Work item →
If a line of the records contains the string "JSON", copy it out.

Exercise data →

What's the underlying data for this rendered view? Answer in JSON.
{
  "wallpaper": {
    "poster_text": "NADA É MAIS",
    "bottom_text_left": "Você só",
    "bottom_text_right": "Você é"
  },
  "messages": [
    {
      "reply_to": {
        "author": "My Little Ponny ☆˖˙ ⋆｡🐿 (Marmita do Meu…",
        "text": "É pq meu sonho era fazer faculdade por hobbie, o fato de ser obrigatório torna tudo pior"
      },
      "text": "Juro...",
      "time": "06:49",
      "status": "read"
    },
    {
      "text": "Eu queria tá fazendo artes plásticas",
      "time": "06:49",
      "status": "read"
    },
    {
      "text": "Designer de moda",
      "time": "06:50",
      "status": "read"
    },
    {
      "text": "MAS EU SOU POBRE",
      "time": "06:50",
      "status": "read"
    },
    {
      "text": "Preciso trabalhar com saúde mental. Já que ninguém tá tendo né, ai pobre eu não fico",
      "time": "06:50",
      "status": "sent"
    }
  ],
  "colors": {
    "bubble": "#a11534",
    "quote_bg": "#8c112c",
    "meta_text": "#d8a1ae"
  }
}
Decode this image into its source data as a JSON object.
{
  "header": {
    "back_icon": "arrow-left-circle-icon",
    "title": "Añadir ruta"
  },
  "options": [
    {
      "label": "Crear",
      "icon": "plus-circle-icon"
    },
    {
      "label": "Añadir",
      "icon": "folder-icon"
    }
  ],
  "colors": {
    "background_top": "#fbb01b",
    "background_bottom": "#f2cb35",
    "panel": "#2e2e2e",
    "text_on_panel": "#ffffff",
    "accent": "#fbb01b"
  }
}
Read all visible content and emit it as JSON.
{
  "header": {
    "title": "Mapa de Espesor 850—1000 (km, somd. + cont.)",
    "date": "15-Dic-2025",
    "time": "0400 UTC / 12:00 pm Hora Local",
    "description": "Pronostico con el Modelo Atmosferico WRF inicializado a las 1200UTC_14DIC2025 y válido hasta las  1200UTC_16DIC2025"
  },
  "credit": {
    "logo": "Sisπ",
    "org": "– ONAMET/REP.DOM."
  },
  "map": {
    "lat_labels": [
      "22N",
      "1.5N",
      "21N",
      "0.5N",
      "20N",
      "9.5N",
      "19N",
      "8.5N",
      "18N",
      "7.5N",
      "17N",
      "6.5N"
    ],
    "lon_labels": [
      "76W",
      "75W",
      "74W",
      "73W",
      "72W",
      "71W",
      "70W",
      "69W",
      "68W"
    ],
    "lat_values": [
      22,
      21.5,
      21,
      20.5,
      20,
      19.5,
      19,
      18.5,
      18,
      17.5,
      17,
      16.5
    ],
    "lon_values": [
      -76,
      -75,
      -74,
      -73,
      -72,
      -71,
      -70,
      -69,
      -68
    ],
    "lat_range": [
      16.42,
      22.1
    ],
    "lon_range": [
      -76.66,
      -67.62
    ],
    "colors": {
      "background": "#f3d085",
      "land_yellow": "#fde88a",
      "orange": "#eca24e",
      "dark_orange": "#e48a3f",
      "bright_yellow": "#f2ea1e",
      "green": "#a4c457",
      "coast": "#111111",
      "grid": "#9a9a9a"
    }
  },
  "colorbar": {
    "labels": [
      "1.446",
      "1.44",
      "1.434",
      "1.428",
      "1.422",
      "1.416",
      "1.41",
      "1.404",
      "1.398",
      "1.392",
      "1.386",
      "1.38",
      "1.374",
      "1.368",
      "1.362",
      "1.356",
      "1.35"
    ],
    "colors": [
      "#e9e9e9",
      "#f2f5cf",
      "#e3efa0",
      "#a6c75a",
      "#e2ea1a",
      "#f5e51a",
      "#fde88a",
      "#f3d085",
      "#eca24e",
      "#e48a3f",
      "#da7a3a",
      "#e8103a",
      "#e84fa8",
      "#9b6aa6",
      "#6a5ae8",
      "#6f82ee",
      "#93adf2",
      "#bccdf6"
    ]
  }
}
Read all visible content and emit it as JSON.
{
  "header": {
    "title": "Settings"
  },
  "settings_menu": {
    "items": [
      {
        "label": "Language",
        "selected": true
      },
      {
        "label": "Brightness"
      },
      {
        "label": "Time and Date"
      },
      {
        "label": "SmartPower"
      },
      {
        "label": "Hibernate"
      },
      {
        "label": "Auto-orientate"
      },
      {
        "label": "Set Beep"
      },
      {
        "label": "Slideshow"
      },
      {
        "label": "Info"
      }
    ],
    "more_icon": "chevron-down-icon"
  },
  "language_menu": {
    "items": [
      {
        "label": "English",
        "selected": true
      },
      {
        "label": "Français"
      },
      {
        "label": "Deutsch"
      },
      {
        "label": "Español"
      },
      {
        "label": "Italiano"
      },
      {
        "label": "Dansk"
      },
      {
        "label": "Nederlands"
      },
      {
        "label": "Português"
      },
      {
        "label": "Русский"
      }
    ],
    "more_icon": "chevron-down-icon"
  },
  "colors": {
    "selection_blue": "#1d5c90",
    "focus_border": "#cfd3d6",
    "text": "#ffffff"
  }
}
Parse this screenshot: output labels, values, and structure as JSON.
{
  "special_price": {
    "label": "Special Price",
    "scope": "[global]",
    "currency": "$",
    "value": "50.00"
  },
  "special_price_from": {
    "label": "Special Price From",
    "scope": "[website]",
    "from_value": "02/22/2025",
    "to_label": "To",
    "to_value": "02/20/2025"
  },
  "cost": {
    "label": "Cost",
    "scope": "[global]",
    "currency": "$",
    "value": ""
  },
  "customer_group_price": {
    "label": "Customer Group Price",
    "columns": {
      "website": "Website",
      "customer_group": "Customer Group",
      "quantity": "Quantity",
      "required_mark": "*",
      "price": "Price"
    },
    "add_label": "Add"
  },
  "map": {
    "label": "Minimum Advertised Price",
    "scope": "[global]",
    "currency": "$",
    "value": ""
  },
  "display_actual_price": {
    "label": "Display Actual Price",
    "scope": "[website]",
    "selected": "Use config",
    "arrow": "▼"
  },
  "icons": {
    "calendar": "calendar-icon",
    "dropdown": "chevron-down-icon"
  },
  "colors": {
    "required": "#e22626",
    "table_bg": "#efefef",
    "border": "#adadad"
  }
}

Task output →
What's the underlying data for this rendered view? Answer in JSON.
Decode this image into its source data as a JSON object.
Read all visible content and emit it as JSON.
Read all visible content and emit it as JSON.
Parse this screenshot: output labels, values, and structure as JSON.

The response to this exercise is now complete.